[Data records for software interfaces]
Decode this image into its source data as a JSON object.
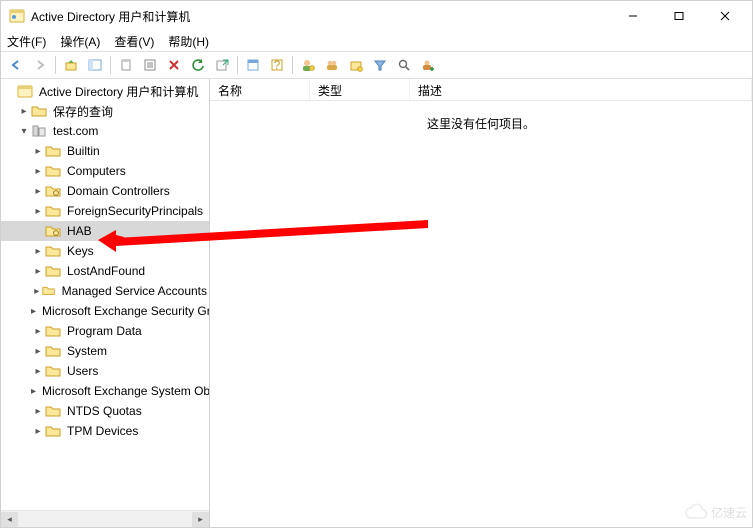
{
  "titlebar": {
    "title": "Active Directory 用户和计算机"
  },
  "menubar": {
    "file": "文件(F)",
    "action": "操作(A)",
    "view": "查看(V)",
    "help": "帮助(H)"
  },
  "tree": {
    "root": "Active Directory 用户和计算机",
    "saved_queries": "保存的查询",
    "domain": "test.com",
    "nodes": {
      "builtin": "Builtin",
      "computers": "Computers",
      "dc": "Domain Controllers",
      "fsp": "ForeignSecurityPrincipals",
      "hab": "HAB",
      "keys": "Keys",
      "laf": "LostAndFound",
      "msa": "Managed Service Accounts",
      "mes": "Microsoft Exchange Security Groups",
      "pd": "Program Data",
      "sys": "System",
      "users": "Users",
      "mesys": "Microsoft Exchange System Objects",
      "ntds": "NTDS Quotas",
      "tpm": "TPM Devices"
    }
  },
  "list": {
    "col_name": "名称",
    "col_type": "类型",
    "col_desc": "描述",
    "empty": "这里没有任何项目。"
  },
  "watermark": "亿速云"
}
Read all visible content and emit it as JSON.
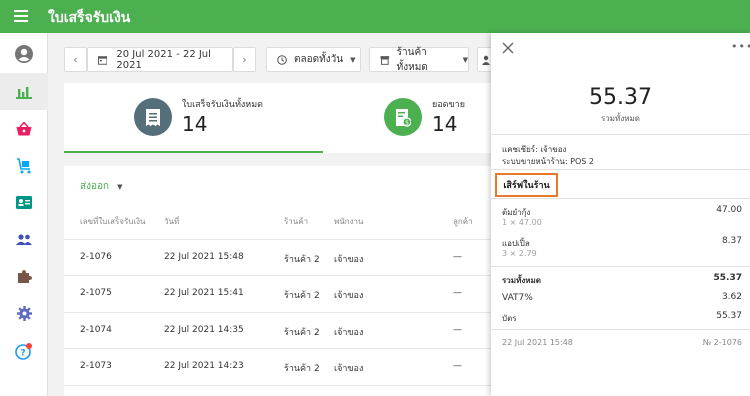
{
  "app": {
    "title": "ใบเสร็จรับเงิน"
  },
  "sidebar": {
    "items": [
      {
        "name": "account",
        "icon": "account-circle-icon",
        "color": "#757575"
      },
      {
        "name": "reports",
        "icon": "bar-chart-icon",
        "color": "#4caf50"
      },
      {
        "name": "items",
        "icon": "basket-icon",
        "color": "#e91e63"
      },
      {
        "name": "inventory",
        "icon": "inventory-cart-icon",
        "color": "#03a9f4"
      },
      {
        "name": "customers",
        "icon": "customer-card-icon",
        "color": "#009688"
      },
      {
        "name": "employees",
        "icon": "people-icon",
        "color": "#3f51b5"
      },
      {
        "name": "integrations",
        "icon": "puzzle-icon",
        "color": "#795548"
      },
      {
        "name": "settings",
        "icon": "gear-icon",
        "color": "#5c6bc0"
      },
      {
        "name": "help",
        "icon": "help-icon",
        "color": "#2196f3"
      }
    ]
  },
  "toolbar": {
    "date_range": "20 Jul 2021 - 22 Jul 2021",
    "time_filter": "ตลอดทั้งวัน",
    "store_filter": "ร้านค้าทั้งหมด"
  },
  "summary": {
    "receipts_label": "ใบเสร็จรับเงินทั้งหมด",
    "receipts_value": "14",
    "sales_label": "ยอดขาย",
    "sales_value": "14"
  },
  "table": {
    "export_label": "ส่งออก",
    "columns": [
      "เลขที่ใบเสร็จรับเงิน",
      "วันที่",
      "ร้านค้า",
      "พนักงาน",
      "ลูกค้า"
    ],
    "rows": [
      {
        "number": "2-1076",
        "date": "22 Jul 2021 15:48",
        "store": "ร้านค้า 2",
        "employee": "เจ้าของ",
        "customer": "—"
      },
      {
        "number": "2-1075",
        "date": "22 Jul 2021 15:41",
        "store": "ร้านค้า 2",
        "employee": "เจ้าของ",
        "customer": "—"
      },
      {
        "number": "2-1074",
        "date": "22 Jul 2021 14:35",
        "store": "ร้านค้า 2",
        "employee": "เจ้าของ",
        "customer": "—"
      },
      {
        "number": "2-1073",
        "date": "22 Jul 2021 14:23",
        "store": "ร้านค้า 2",
        "employee": "เจ้าของ",
        "customer": "—"
      }
    ]
  },
  "receipt": {
    "total": "55.37",
    "total_label": "รวมทั้งหมด",
    "cashier": "แคชเชียร์: เจ้าของ",
    "pos": "ระบบขายหน้าร้าน: POS 2",
    "dining": "เสิร์ฟในร้าน",
    "items": [
      {
        "name": "ต้มยำกุ้ง",
        "qty": "1 × 47.00",
        "amount": "47.00"
      },
      {
        "name": "แอปเปิ้ล",
        "qty": "3 × 2.79",
        "amount": "8.37"
      }
    ],
    "totals": [
      {
        "label": "รวมทั้งหมด",
        "value": "55.37"
      },
      {
        "label": "VAT7%",
        "value": "3.62"
      },
      {
        "label": "บัตร",
        "value": "55.37"
      }
    ],
    "date": "22 Jul 2021 15:48",
    "number": "№ 2-1076"
  },
  "colors": {
    "primary": "#4caf50",
    "highlight": "#e8792a",
    "receipt_icon_bg": "#546e7a",
    "sales_icon_bg": "#4caf50"
  }
}
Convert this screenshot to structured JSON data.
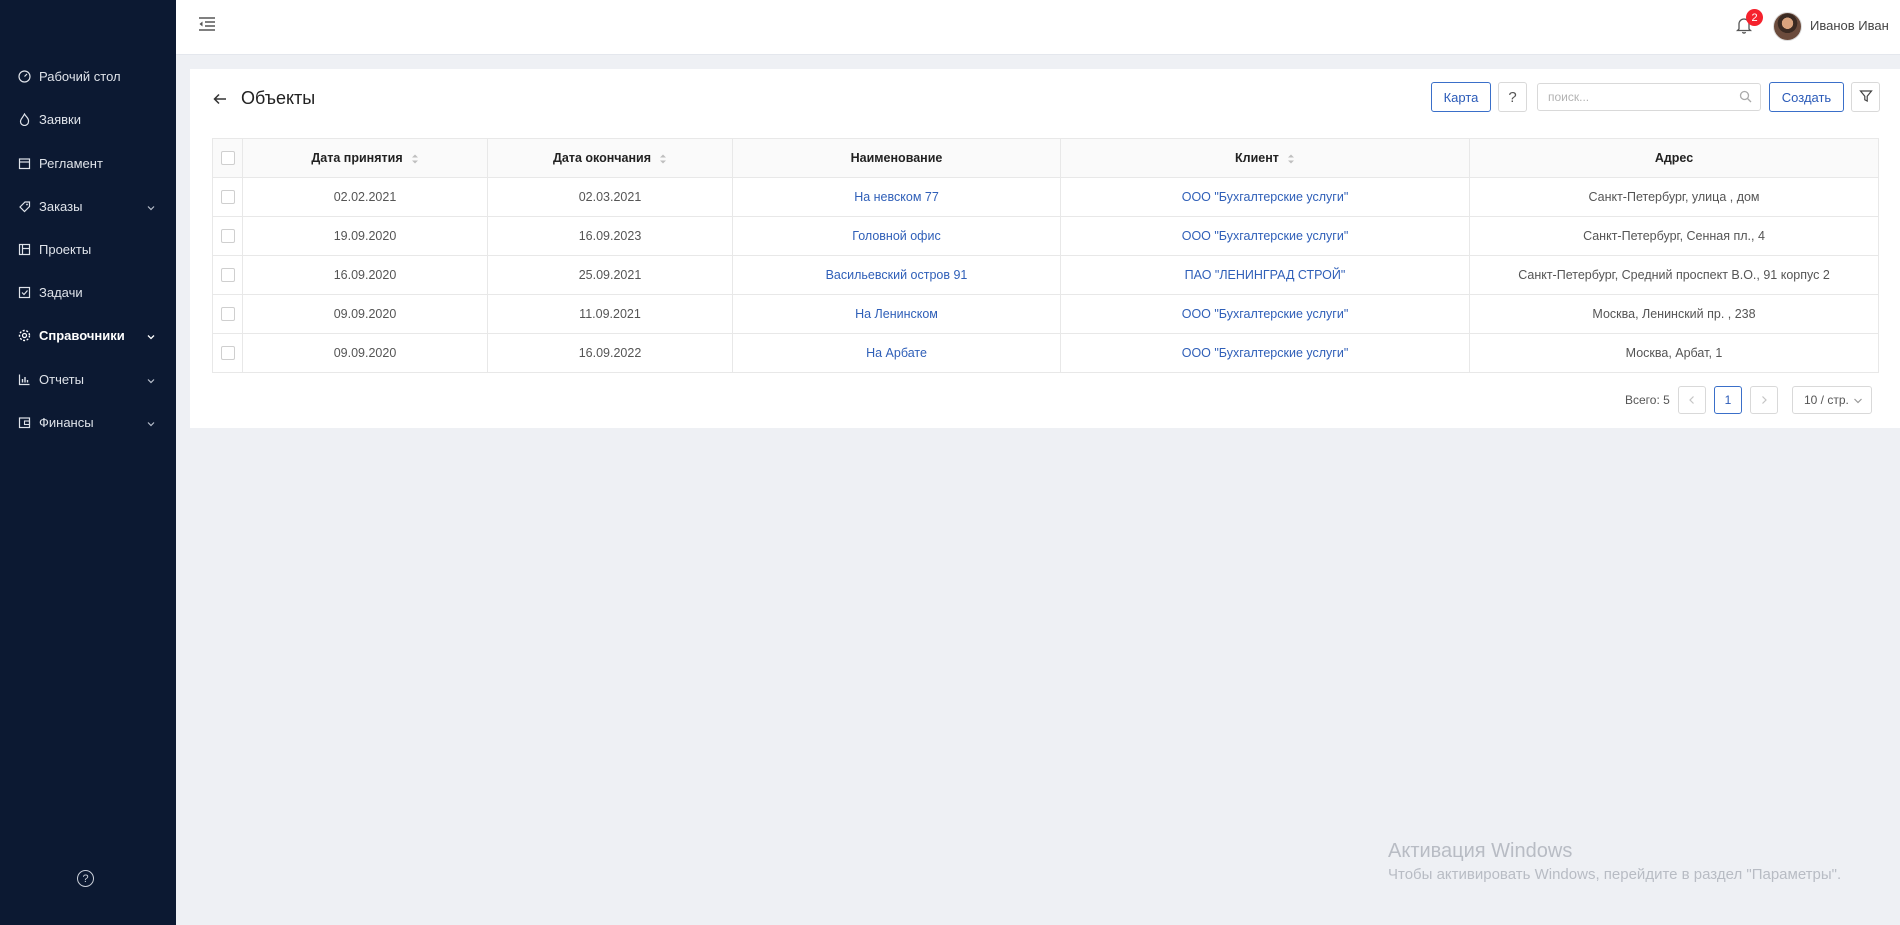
{
  "sidebar": {
    "items": [
      {
        "label": "Рабочий стол",
        "icon": "dashboard-icon"
      },
      {
        "label": "Заявки",
        "icon": "fire-icon"
      },
      {
        "label": "Регламент",
        "icon": "calendar-icon"
      },
      {
        "label": "Заказы",
        "icon": "tag-icon",
        "has_submenu": true
      },
      {
        "label": "Проекты",
        "icon": "project-icon"
      },
      {
        "label": "Задачи",
        "icon": "checkbox-icon"
      },
      {
        "label": "Справочники",
        "icon": "gear-icon",
        "has_submenu": true,
        "active": true
      },
      {
        "label": "Отчеты",
        "icon": "bar-chart-icon",
        "has_submenu": true
      },
      {
        "label": "Финансы",
        "icon": "wallet-icon",
        "has_submenu": true
      }
    ],
    "help_label": "?"
  },
  "header": {
    "notification_count": "2",
    "user_name": "Иванов Иван"
  },
  "page": {
    "title": "Объекты",
    "map_button": "Карта",
    "help_button": "?",
    "search_placeholder": "поиск...",
    "create_button": "Создать"
  },
  "table": {
    "columns": [
      "Дата принятия",
      "Дата окончания",
      "Наименование",
      "Клиент",
      "Адрес"
    ],
    "rows": [
      {
        "start": "02.02.2021",
        "end": "02.03.2021",
        "name": "На невском 77",
        "client": "ООО \"Бухгалтерские услуги\"",
        "address": "Санкт-Петербург, улица , дом"
      },
      {
        "start": "19.09.2020",
        "end": "16.09.2023",
        "name": "Головной офис",
        "client": "ООО \"Бухгалтерские услуги\"",
        "address": "Санкт-Петербург, Сенная пл., 4"
      },
      {
        "start": "16.09.2020",
        "end": "25.09.2021",
        "name": "Васильевский остров 91",
        "client": "ПАО \"ЛЕНИНГРАД СТРОЙ\"",
        "address": "Санкт-Петербург, Средний проспект В.О., 91 корпус 2"
      },
      {
        "start": "09.09.2020",
        "end": "11.09.2021",
        "name": "На Ленинском",
        "client": "ООО \"Бухгалтерские услуги\"",
        "address": "Москва, Ленинский пр. , 238"
      },
      {
        "start": "09.09.2020",
        "end": "16.09.2022",
        "name": "На Арбате",
        "client": "ООО \"Бухгалтерские услуги\"",
        "address": "Москва, Арбат, 1"
      }
    ]
  },
  "pagination": {
    "total_label": "Всего: 5",
    "current_page": "1",
    "page_size": "10 / стр."
  },
  "watermark": {
    "title": "Активация Windows",
    "subtitle": "Чтобы активировать Windows, перейдите в раздел \"Параметры\"."
  },
  "colors": {
    "sidebar_bg": "#0c1932",
    "accent": "#2f5fb8",
    "badge": "#f5222d"
  }
}
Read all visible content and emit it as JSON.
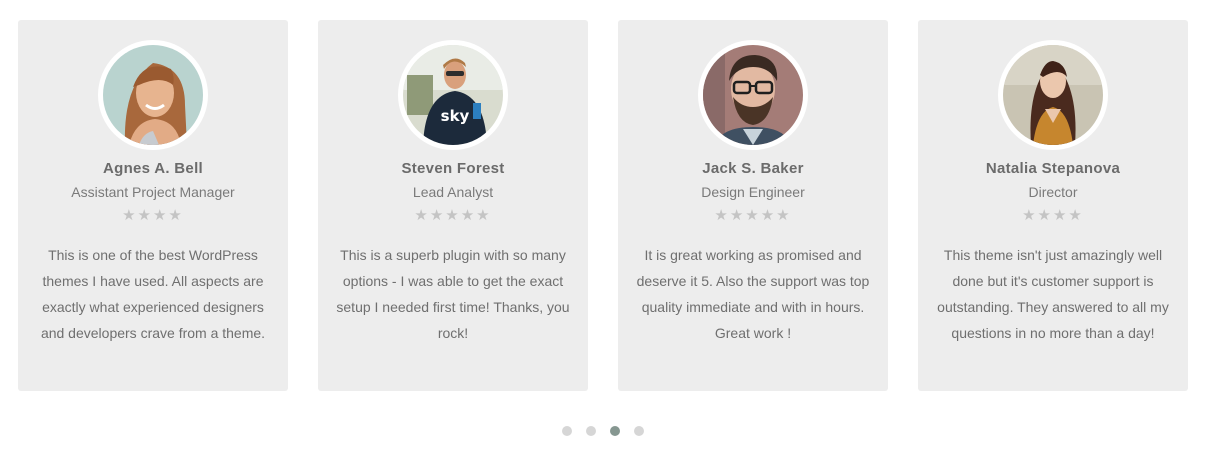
{
  "testimonials": [
    {
      "name": "Agnes A. Bell",
      "role": "Assistant Project Manager",
      "stars": "★★★★",
      "quote": "This is one of the best WordPress themes I have used. All aspects are exactly what experienced designers and developers crave from a theme.",
      "avatar_icon": "woman-portrait"
    },
    {
      "name": "Steven Forest",
      "role": "Lead Analyst",
      "stars": "★★★★★",
      "quote": "This is a superb plugin with so many options - I was able to get the exact setup I needed first time! Thanks, you rock!",
      "avatar_icon": "man-sunglasses-portrait"
    },
    {
      "name": "Jack S. Baker",
      "role": "Design Engineer",
      "stars": "★★★★★",
      "quote": "It is great working as promised and deserve it 5. Also the support was top quality immediate and with in hours. Great work !",
      "avatar_icon": "man-glasses-beard-portrait"
    },
    {
      "name": "Natalia Stepanova",
      "role": "Director",
      "stars": "★★★★",
      "quote": "This theme isn't just amazingly well done but it's customer support is outstanding. They answered to all my questions in no more than a day!",
      "avatar_icon": "woman-long-hair-portrait"
    }
  ],
  "pagination": {
    "total": 4,
    "active_index": 3
  },
  "colors": {
    "card_background": "#ededed",
    "star": "#c4c4c4",
    "dot_inactive": "#d6d6d6",
    "dot_active": "#869791"
  }
}
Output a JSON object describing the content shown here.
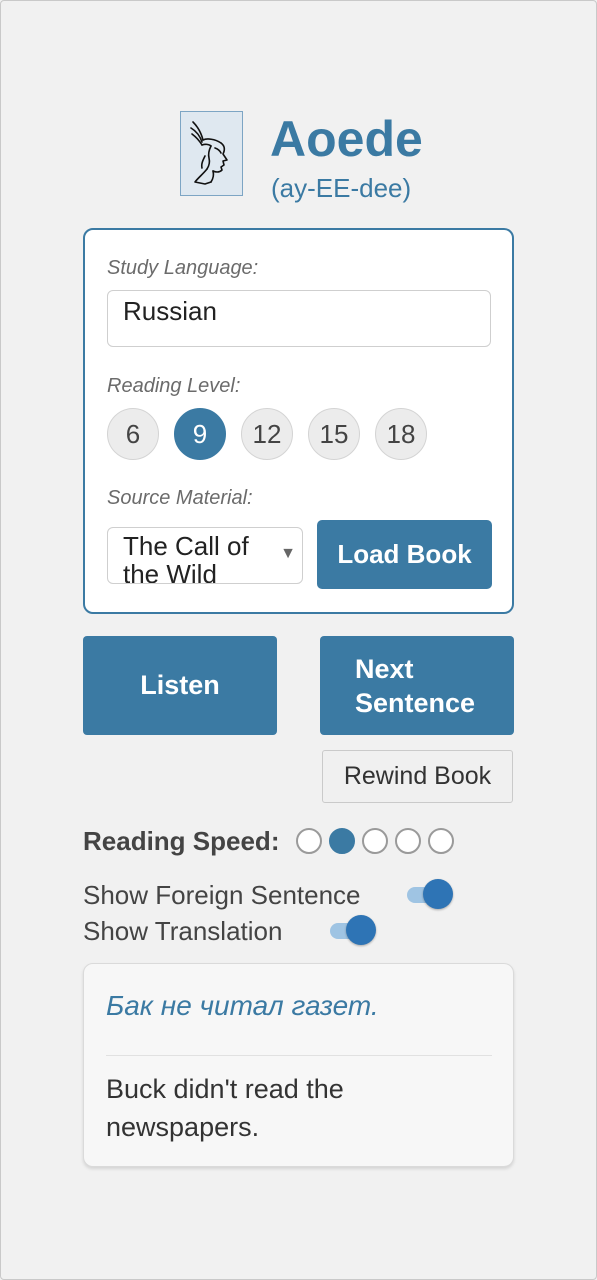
{
  "app": {
    "title": "Aoede",
    "pronunciation": "(ay-EE-dee)"
  },
  "settings": {
    "language_label": "Study Language:",
    "language_value": "Russian",
    "level_label": "Reading Level:",
    "levels": [
      "6",
      "9",
      "12",
      "15",
      "18"
    ],
    "selected_level": "9",
    "source_label": "Source Material:",
    "source_value": "The Call of the Wild",
    "load_button": "Load Book"
  },
  "controls": {
    "listen_button": "Listen",
    "next_button": "Next Sentence",
    "rewind_button": "Rewind Book",
    "speed_label": "Reading Speed:",
    "speed_levels": 5,
    "speed_selected": 2,
    "show_foreign_label": "Show Foreign Sentence",
    "show_foreign_on": true,
    "show_translation_label": "Show Translation",
    "show_translation_on": true
  },
  "sentence": {
    "foreign": "Бак не читал газет.",
    "translation": "Buck didn't read the newspapers."
  },
  "colors": {
    "accent": "#3b7aa3",
    "switch_on": "#2e74b5",
    "background": "#f1f1f1"
  },
  "icons": {
    "logo": "winged-helmet-profile-icon",
    "select_arrow": "triangle-down-icon"
  }
}
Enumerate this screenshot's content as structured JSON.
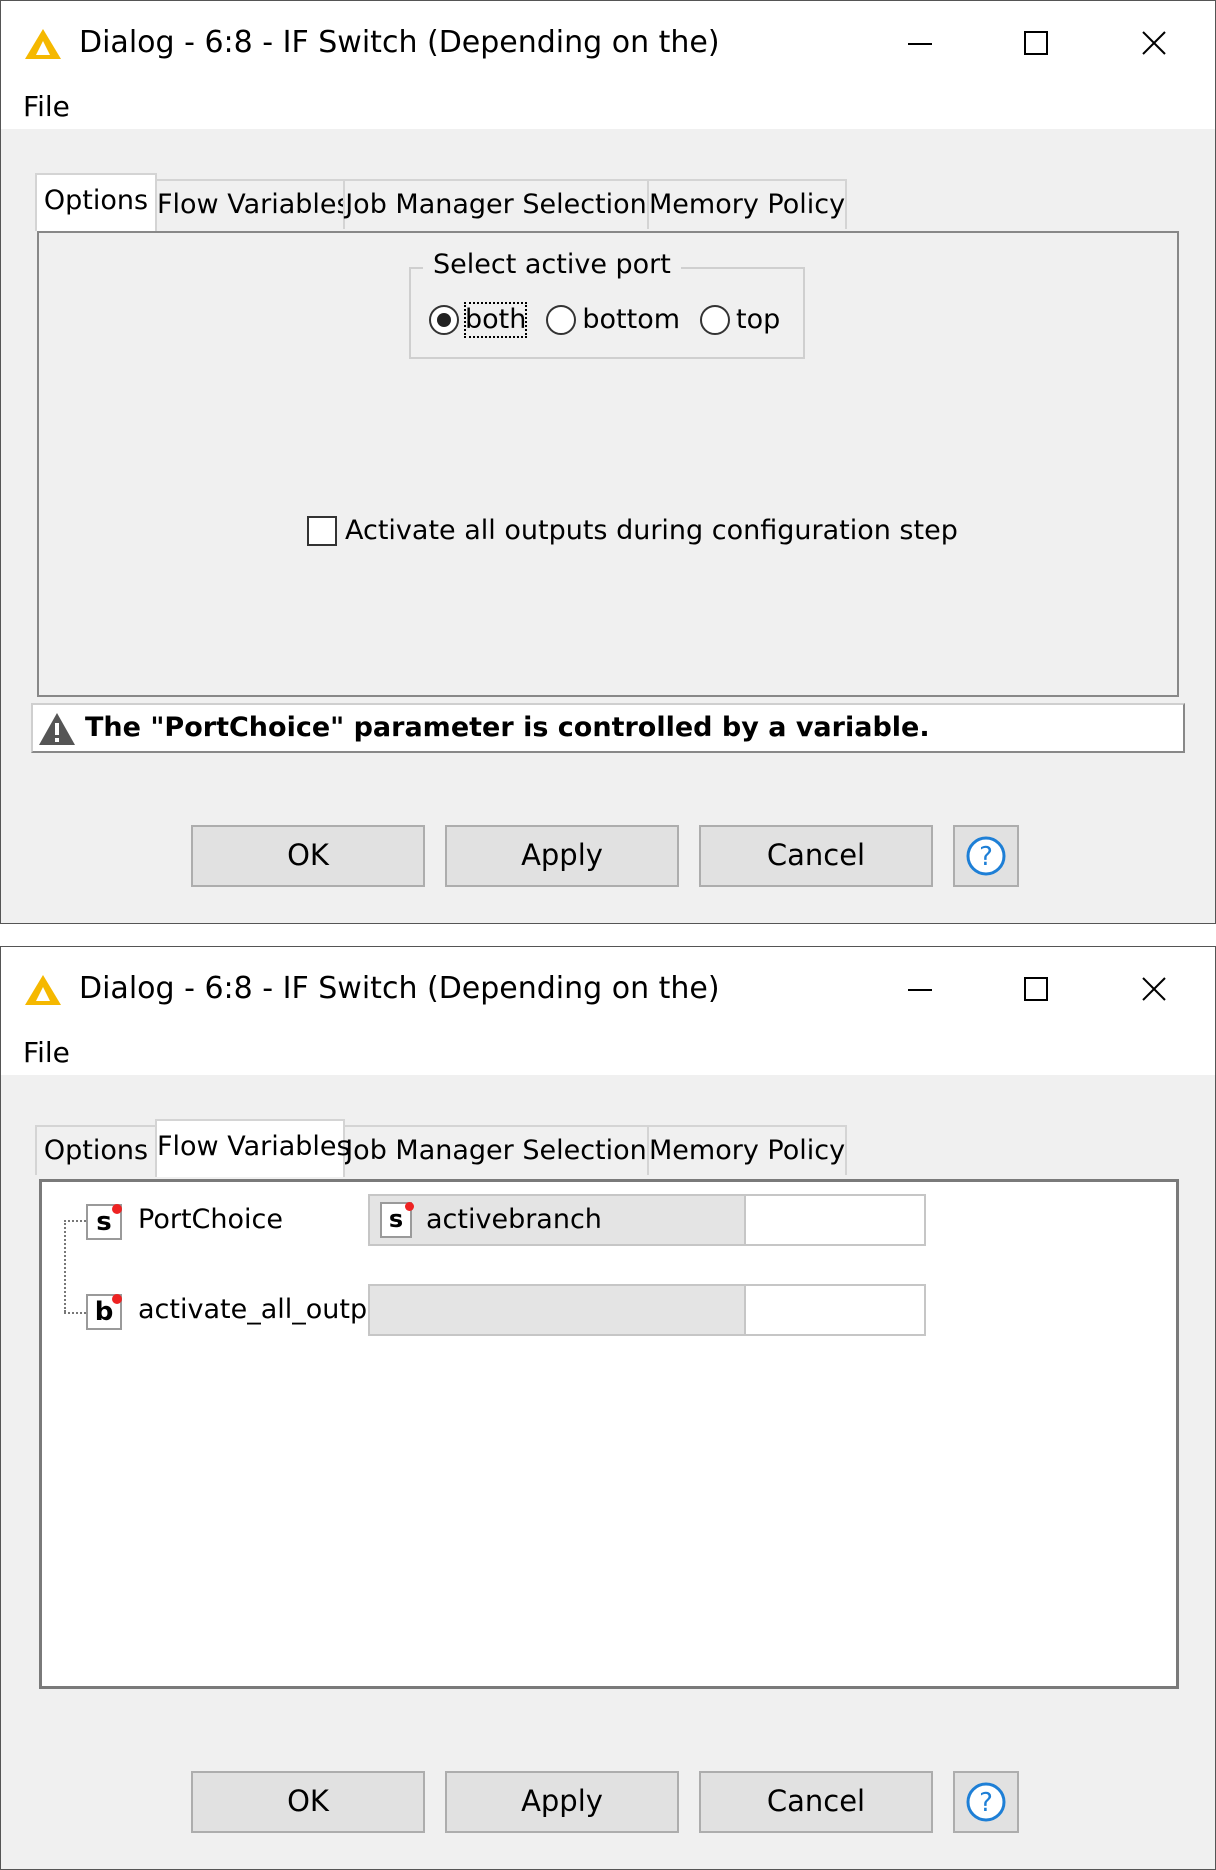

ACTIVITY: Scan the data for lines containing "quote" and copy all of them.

YOUR RESPONSE:
      "quote": "This is one of the best WordPress themes I have used. All aspects are exactly what experienced designers and developers crave from a theme.",
      "quote": "This is a superb plugin with so many options - I was able to get the exact setup I needed first time! Thanks, you rock!",
      "quote": "It is great working as promised and deserve it 5. Also the support was top quality immediate and with in hours. Great work !",
      "quote": "This theme isn't just amazingly well done but it's customer support is outstanding. They answered to all my questions in no more than a day!",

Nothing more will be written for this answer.